Food Systems Specialist
More and more, locally grown food graces the grocery lists of Iowans looking to support their local economy and purchase fresh, source-verified products. While local food is becoming accessible in more venues, most consumers don’t realize that many small food businesses are working very hard behind the scenes (and doing so in partnership with non-profits and extension) to bring those products to the marketplace. Their goal: to support more farmers and make local food accessible to a wider range of consumers. Continue reading
The U.S. Department of Agriculture (USDA) Rural Development Under Secretary Lisa Mensah announced funding to a new project supporting beginning farmers in the five counties of Allamakee, Chickasaw, Clayton, Fayette, and Winneshiek. Continue reading
One of the challenges of investing in youth living in a rural area is that youth often move away, commonly called the “Brain Drain.” This drain contributes to an overall decline in population, a decrease in the number of families raising children in rural places (thus contributing to declining school enrollments), and a decrease in the number of new young farmers ready to take over operations from the older generation. It also means that efforts to invest in youth may benefit the cities they move to rather than the small towns they come from.

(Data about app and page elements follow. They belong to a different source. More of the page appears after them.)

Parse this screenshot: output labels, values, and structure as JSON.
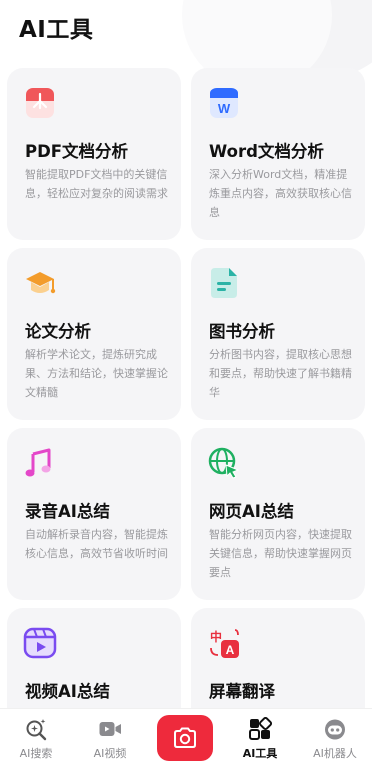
{
  "page": {
    "title": "AI工具"
  },
  "tools": [
    {
      "id": "pdf",
      "title": "PDF文档分析",
      "desc": "智能提取PDF文档中的关键信息，轻松应对复杂的阅读需求",
      "icon": "pdf-file-icon",
      "color": "#f0575a"
    },
    {
      "id": "word",
      "title": "Word文档分析",
      "desc": "深入分析Word文档，精准提炼重点内容，高效获取核心信息",
      "icon": "word-file-icon",
      "color": "#2f6bff"
    },
    {
      "id": "paper",
      "title": "论文分析",
      "desc": "解析学术论文，提炼研究成果、方法和结论，快速掌握论文精髓",
      "icon": "graduation-cap-icon",
      "color": "#f39c2b"
    },
    {
      "id": "book",
      "title": "图书分析",
      "desc": "分析图书内容，提取核心思想和要点，帮助快速了解书籍精华",
      "icon": "book-doc-icon",
      "color": "#2bb3a6"
    },
    {
      "id": "audio",
      "title": "录音AI总结",
      "desc": "自动解析录音内容，智能提炼核心信息，高效节省收听时间",
      "icon": "music-note-icon",
      "color": "#e447c9"
    },
    {
      "id": "web",
      "title": "网页AI总结",
      "desc": "智能分析网页内容，快速提取关键信息，帮助快速掌握网页要点",
      "icon": "globe-cursor-icon",
      "color": "#1fb061"
    },
    {
      "id": "video",
      "title": "视频AI总结",
      "desc": "",
      "icon": "video-play-icon",
      "color": "#7a4bf0"
    },
    {
      "id": "translate",
      "title": "屏幕翻译",
      "desc": "",
      "icon": "translate-icon",
      "color": "#e8303f"
    }
  ],
  "tabbar": {
    "tabs": [
      {
        "label": "AI搜索",
        "icon": "sparkle-search-icon"
      },
      {
        "label": "AI视频",
        "icon": "video-camera-icon"
      },
      {
        "label": "AI工具",
        "icon": "grid-tools-icon",
        "active": true
      },
      {
        "label": "AI机器人",
        "icon": "robot-icon"
      }
    ],
    "camera": {
      "icon": "camera-icon",
      "color": "#ee2a3c"
    }
  }
}
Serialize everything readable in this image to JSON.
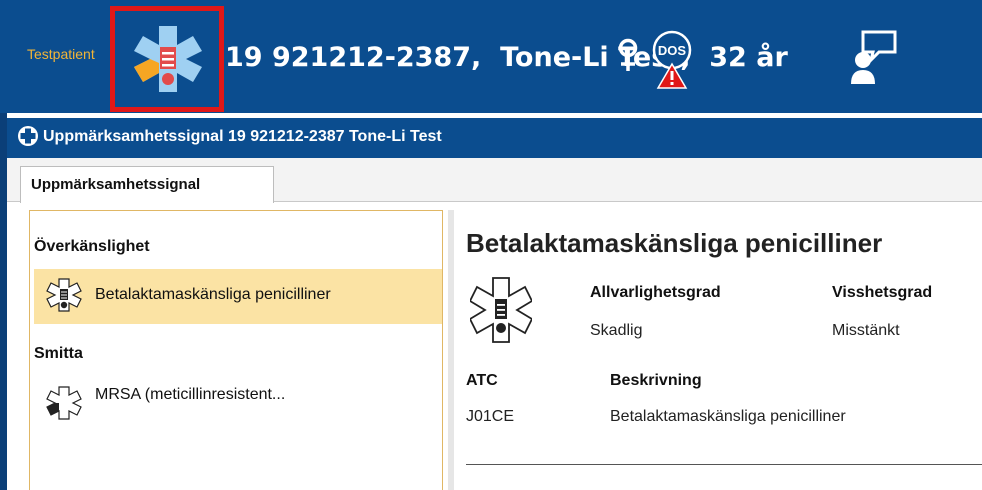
{
  "header": {
    "badge": "Testpatient",
    "patient_line": "19 921212-2387,  Tone-Li Test,  32 år",
    "icons": [
      "alert-signal-icon",
      "female-icon",
      "dos-warning-icon",
      "chat-user-icon"
    ],
    "colors": {
      "header_bg": "#0b4d8f",
      "badge_text": "#f2b537",
      "highlight_border": "#e01818"
    }
  },
  "window": {
    "title": "Uppmärksamhetssignal 19 921212-2387 Tone-Li Test"
  },
  "tabs": [
    {
      "label": "Uppmärksamhetssignal",
      "active": true
    }
  ],
  "list": {
    "groups": [
      {
        "heading": "Överkänslighet",
        "items": [
          {
            "label": "Betalaktamaskänsliga penicilliner",
            "selected": true
          }
        ]
      },
      {
        "heading": "Smitta",
        "items": [
          {
            "label": "MRSA (meticillinresistent...",
            "selected": false
          }
        ]
      }
    ],
    "selected_color": "#fbe3a4"
  },
  "detail": {
    "title": "Betalaktamaskänsliga penicilliner",
    "severity_label": "Allvarlighetsgrad",
    "severity_value": "Skadlig",
    "certainty_label": "Visshetsgrad",
    "certainty_value": "Misstänkt",
    "atc_label": "ATC",
    "atc_value": "J01CE",
    "description_label": "Beskrivning",
    "description_value": "Betalaktamaskänsliga penicilliner"
  }
}
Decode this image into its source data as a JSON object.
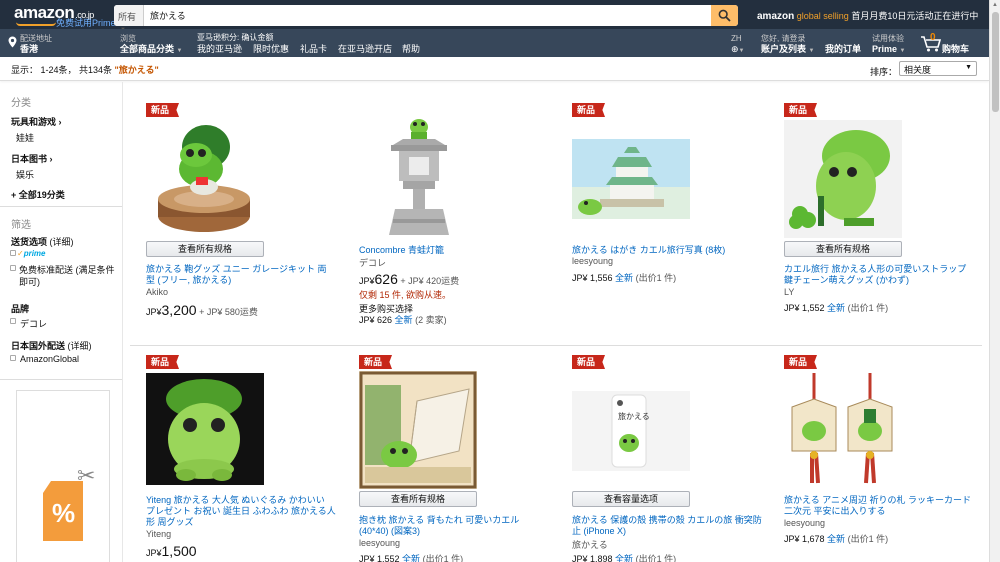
{
  "header": {
    "logo": "amazon",
    "logo_suffix": ".co.jp",
    "logo_prime": "免费试用Prime",
    "search_category": "所有",
    "search_query": "旅かえる",
    "promo_brand": "amazon",
    "promo_brand_sub": "global selling",
    "promo_text": "首月月费10日元活动正在进行中"
  },
  "nav": {
    "deliver_small": "配送地址",
    "deliver_bold": "香港",
    "browse_small": "浏览",
    "browse_bold": "全部商品分类",
    "links_top": "亚马逊积分: 确认金额",
    "links": [
      "我的亚马逊",
      "限时优惠",
      "礼品卡",
      "在亚马逊开店",
      "帮助"
    ],
    "lang": "ZH",
    "account_small": "您好, 请登录",
    "account_bold": "账户及列表",
    "orders": "我的订单",
    "prime_small": "试用体验",
    "prime_bold": "Prime",
    "cart_count": "0",
    "cart_label": "购物车"
  },
  "results": {
    "prefix": "显示： 1-24条，  共134条 ",
    "query": "\"旅かえる\"",
    "sort_label": "排序：",
    "sort_value": "相关度"
  },
  "sidebar": {
    "category_heading": "分类",
    "cat1": "玩具和游戏",
    "cat1_sub": "娃娃",
    "cat2": "日本图书",
    "cat2_sub": "娱乐",
    "all_categories": "+ 全部19分类",
    "filter_heading": "筛选",
    "shipping_heading": "送货选项",
    "shipping_detail": "(详细)",
    "prime_label": "prime",
    "free_ship": "免费标准配送 (满足条件即可)",
    "brand_heading": "品牌",
    "brand_item": "デコレ",
    "intl_heading": "日本国外配送",
    "intl_detail": "(详细)",
    "intl_item": "AmazonGlobal"
  },
  "products": [
    {
      "badge": "新品",
      "button": "查看所有规格",
      "title": "旅かえる 鞄グッズ ユニー ガレージキット 両型 (フリー, 旅かえる)",
      "brand": "Akiko",
      "currency": "JP¥",
      "price": "3,200",
      "shipping": "+ JP¥ 580运费"
    },
    {
      "badge": "",
      "title": "Concombre 青蛙灯籠",
      "brand": "デコレ",
      "currency": "JP¥",
      "price": "626",
      "shipping": "+ JP¥ 420运费",
      "stock": "仅剩 15 件, 欲购从速。",
      "more_label": "更多购买选择",
      "more_price": "JP¥ 626",
      "more_new": "全新",
      "more_offers": "(2 卖家)"
    },
    {
      "badge": "新品",
      "title": "旅かえる はがき カエル旅行写真 (8枚)",
      "brand": "leesyoung",
      "price_line": "JP¥ 1,556",
      "new_label": "全新",
      "offers": "(出价1 件)"
    },
    {
      "badge": "新品",
      "button": "查看所有规格",
      "title": "カエル旅行 旅かえる人形の可愛いストラップ 鍵チェーン萌えグッズ (かわず)",
      "brand": "LY",
      "price_line": "JP¥ 1,552",
      "new_label": "全新",
      "offers": "(出价1 件)"
    },
    {
      "badge": "新品",
      "title": "Yiteng 旅かえる 大人気 ぬいぐるみ かわいい プレゼント お祝い 誕生日 ふわふわ 旅かえる人形 周グッズ",
      "brand": "Yiteng",
      "currency": "JP¥",
      "price": "1,500"
    },
    {
      "badge": "新品",
      "button": "查看所有规格",
      "title": "抱き枕 旅かえる 背もたれ 可愛いカエル (40*40) (図案3)",
      "brand": "leesyoung",
      "price_line": "JP¥ 1,552",
      "new_label": "全新",
      "offers": "(出价1 件)"
    },
    {
      "badge": "新品",
      "button": "查看容量选项",
      "title": "旅かえる 保護の殻 携帯の殻 カエルの旅 衝突防止 (iPhone X)",
      "brand": "旅かえる",
      "price_line": "JP¥ 1,898",
      "new_label": "全新",
      "offers": "(出价1 件)"
    },
    {
      "badge": "新品",
      "title": "旅かえる アニメ周辺 祈りの札 ラッキーカード 二次元 平安に出入りする",
      "brand": "leesyoung",
      "price_line": "JP¥ 1,678",
      "new_label": "全新",
      "offers": "(出价1 件)"
    }
  ],
  "colors": {
    "nav_dark": "#232f3e",
    "nav_light": "#37475a",
    "search_button": "#febd69",
    "badge": "#c7271a",
    "link": "#0066c0"
  }
}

After some time abroad and working in other community organizations, I’m happy to be back on this blog and supporting the Food and Farm Coalition and the Food and Fitness Initiative. Time has truly flown since I started as Food System Specialist on March 21st! I’ve been busy settling into my role, getting to know stakeholders, and attending a variety of trainings. Some trainings have helped educate me about goals of Iowa State Extension and services that we offer, others have helped me develop specific skill sets and knowledge that I’ll use in my work with local farmers. Continue reading
Kayla Koether has joined ISU Extension and Outreach as a Food Systems Specialist for six northeast counties. She will connect to beginning farmers and those interested in expanding production to meet the demand for locally-grown foods. Continue reading
When I first heard the term “Wellness Fair,” it seemed like those two words didn’t fit together. What did balloons, excitement, and junk-food have to do with Wellness? Before I started my term as an AmeriCorps volunteer, “Wellness” always reminded me of charts, science textbooks, exam rooms, and plastic skeletons. “Fair” makes me think of rides, food on a stick, and my days as a 4-Her including the grueling, impassioned hours I spent on fair projects and the fun I had working alongside friends to learn new skills. Continue reading